NSS Labs: Choose Wisely with Next-Gen Firewalls

To help stop emerging cybersecurity threats at the perimeter, enterprises are looking at a bevy of next-generation firewall (NGFW) options today, controls that feature all sorts of advanced features and capabilities, including behavioral analysis services, better forensics, sandboxed malware analysis, and SSL inspection abilities.

But all these NGFW options come with a headache: all these new features and configuration capabilities are giving enterprise buyers far too many products to evaluate, and the wrong security investment could prove pricey and stick companies with the wrong product for years.

That’s according to a new report — “Evolution of Next Generation Firewall: Choosing Your First Line of Defense” — from NSS Labs, which examines the capabilities of NGFWs and offers advice to companies looking to invest in new security features.

“Further complicating the buying process is the fact that the maturation of the NGFW market has led to a wide spectrum of security and performance proficiency that’s dependent not only on the vendor but also on how the NGFW is configured and deployed,” the report reads. “An increase in security functionality usually causes a proportionate decrease in performance, and vice versa.

“This relationship between security and performance is particularly challenging in the NGFW market because of the mission-critical nature of network throughput and the growing need for threat prevention at the network perimeter.”

The report recommends that those looking to invest in a NGFW system take a nuanced approach to evaluating which service works best, and understand the following (from the report):

  • Although vendors are trying to commoditize the NGFW market, it remains diverse — features, security capabilities, and inspected traffic performance vary greatly.
  • Depending on vendor data sheets to narrow your list of vendors for proof of concept (POC) testing will only makes things confusing.
  • Before conducting any POC, organizations should quantitatively assess products using common metrics, such as security effectiveness, performance, stability and reliability, and total cost of ownership.
  • The POC is the time when evaluators should shortlist products based on traits specific to the organization’s use case.
  • Selecting products for a POC shortlist requires a disciplined approach that’s based on facts rather than marketing hype.
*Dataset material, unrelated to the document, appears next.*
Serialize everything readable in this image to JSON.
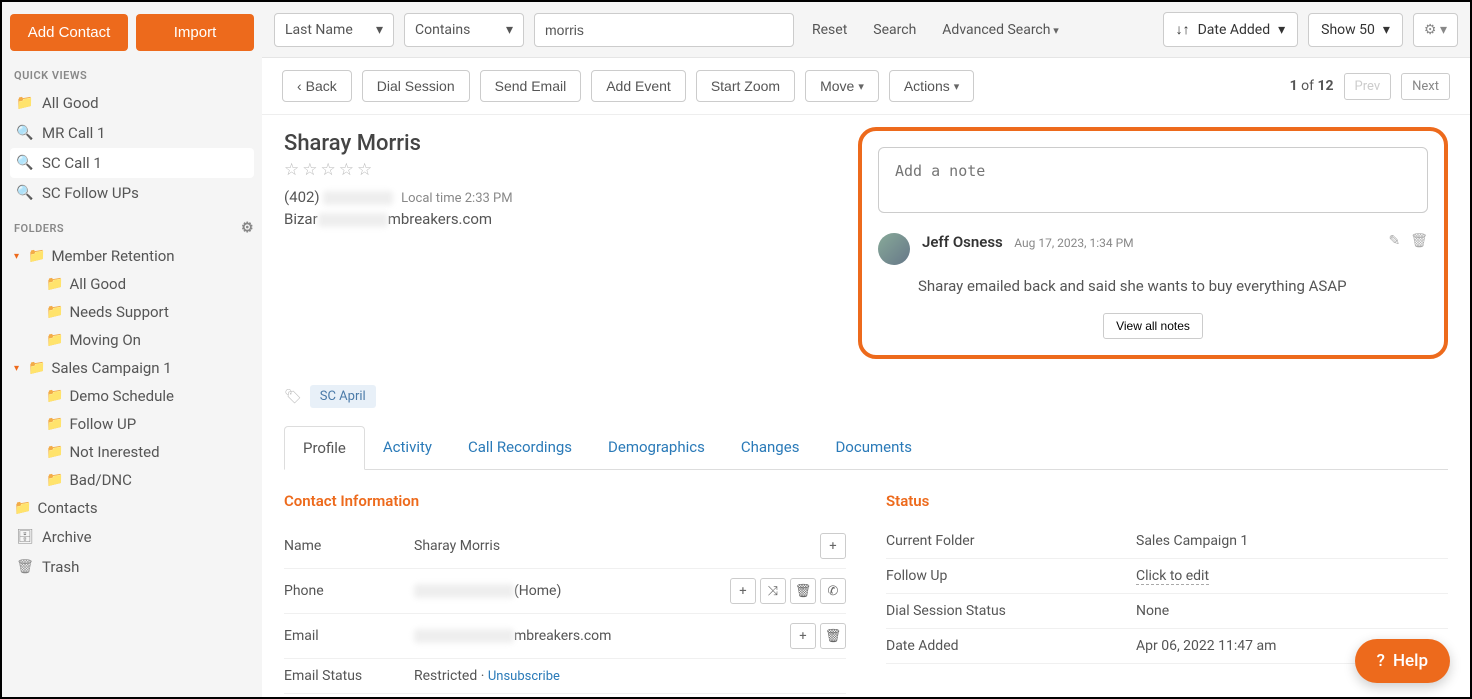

“Even before getting to the POC stage, enterprises need to compare NGFW products based on facts, not just vendor claims,” the report reads. “Buyers who can’t establish their own quantitative metrics for comparison are forced to rely on marketing data sheets to narrow down the field, and these claims can often distract enterprises from finding the products they truly need.”

NSS Labs lists four crucial areas for testing a NGFW before purchase: Security effectiveness, performance, stability and reliability, and the total cost of ownership.

For more information about the report, visit